‘With the level of creativity embedded in him, I thought Majek would be an international legend by now’ – Orits Wiliki
‘He is the greatest reggae artist Nigeria has ever known. Sad to see him like this’.
‘It’s a pity what Majek has gone through. If not for the drug addiction he would have been on another level’.
‘Majek, I love you die, you are too much man. Miss you.’
‘Ohh, majek, the rain maker, I remember his show in Owerri sports stadium 1988, it was exhilarating, love you man’.
‘See what drugs can do to you. He is in a very sorry state’.
These and many more ‘tributes’, coming from a cross section of Nigerians are not to be mistaken for condolences for a dead man, for Majekodunmi Fasheke, or Majek Fashek to many, is very much alive and well, although how well remains a subject of controversy, bearing in mind his ghost-like physical appearance and doubtful psychological state. Looking gaunt, dishevelled, unkempt and apparently under-fed, the musician, who achieved fame in the 80’s and 90’s with hits such as ‘send down the rain’, appears drought-stricken in more than one area of his life.
Majek Fashek, at one point, was arguably the biggest reggae export Nigeria had ever produced. Touted as a potential replacement for the late reggae legend Bob Marley during his burgeoning years, owing to similarities in voice pitch, Fashek achieved the rare distinction of being counted as one of the continents’ greatest musicians, a fact cemented by his 1991 signing with International music label, Interscope Records.
The label, which had big names on its list, including rap legend, 2pac Shakur, were probably swayed by his charismatic and high octane energy performances on his songs, and were instrumental in bringing him to the limelight, leading to him being featured on the famous David Letterman show the following year. 1992 also saw him release his internationally critically acclaimed break-out album ‘Spirit of Love’, which led many to assume that he was on the path to musical greatness.
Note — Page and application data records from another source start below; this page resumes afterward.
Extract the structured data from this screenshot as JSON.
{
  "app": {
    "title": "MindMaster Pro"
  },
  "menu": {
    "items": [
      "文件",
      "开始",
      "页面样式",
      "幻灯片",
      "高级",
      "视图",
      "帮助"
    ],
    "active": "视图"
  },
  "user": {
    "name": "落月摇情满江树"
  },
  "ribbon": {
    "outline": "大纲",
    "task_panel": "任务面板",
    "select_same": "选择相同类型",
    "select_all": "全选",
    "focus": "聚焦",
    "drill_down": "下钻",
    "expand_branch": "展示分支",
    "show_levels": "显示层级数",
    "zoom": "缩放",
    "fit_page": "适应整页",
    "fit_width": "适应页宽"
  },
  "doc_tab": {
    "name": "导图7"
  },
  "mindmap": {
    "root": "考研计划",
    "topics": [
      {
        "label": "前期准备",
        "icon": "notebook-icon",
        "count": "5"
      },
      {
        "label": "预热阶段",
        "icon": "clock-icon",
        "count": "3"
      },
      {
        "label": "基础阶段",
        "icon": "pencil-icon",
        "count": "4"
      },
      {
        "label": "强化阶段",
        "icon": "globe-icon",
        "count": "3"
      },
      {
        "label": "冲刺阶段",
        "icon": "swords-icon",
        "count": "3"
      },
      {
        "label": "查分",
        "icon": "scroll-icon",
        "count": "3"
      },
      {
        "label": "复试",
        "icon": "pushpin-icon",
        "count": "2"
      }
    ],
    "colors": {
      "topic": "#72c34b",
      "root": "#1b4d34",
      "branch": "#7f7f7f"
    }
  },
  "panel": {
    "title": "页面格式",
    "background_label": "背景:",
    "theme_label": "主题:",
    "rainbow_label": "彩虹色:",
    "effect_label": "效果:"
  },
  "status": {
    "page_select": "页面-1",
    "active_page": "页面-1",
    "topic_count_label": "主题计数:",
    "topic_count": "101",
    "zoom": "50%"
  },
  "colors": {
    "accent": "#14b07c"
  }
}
However, the rain maker’s career dwindled almost irrecoverably by the mid to late 90’s owing to what some referred to as Fashek’s penchant for living life on the fast lane. Allegedly, the habitual use of ‘recreational drugs’ including alcohol, cocaine and heroin, led to his present state. Efforts to rehabilitate him, from the government of Edo state as well as public spirited individuals such as Charles Novia, didn’t succeed.
However, there are still efforts by some, especially friends, to revamp the musician’s career and rehabilitate him. Hopefully, Fashek may yet prove he still has one more trick up his sleeve to fan musical flickers to flames, before bowing out gracefully.
Watch Majek Fashek perform on the David Letterman Show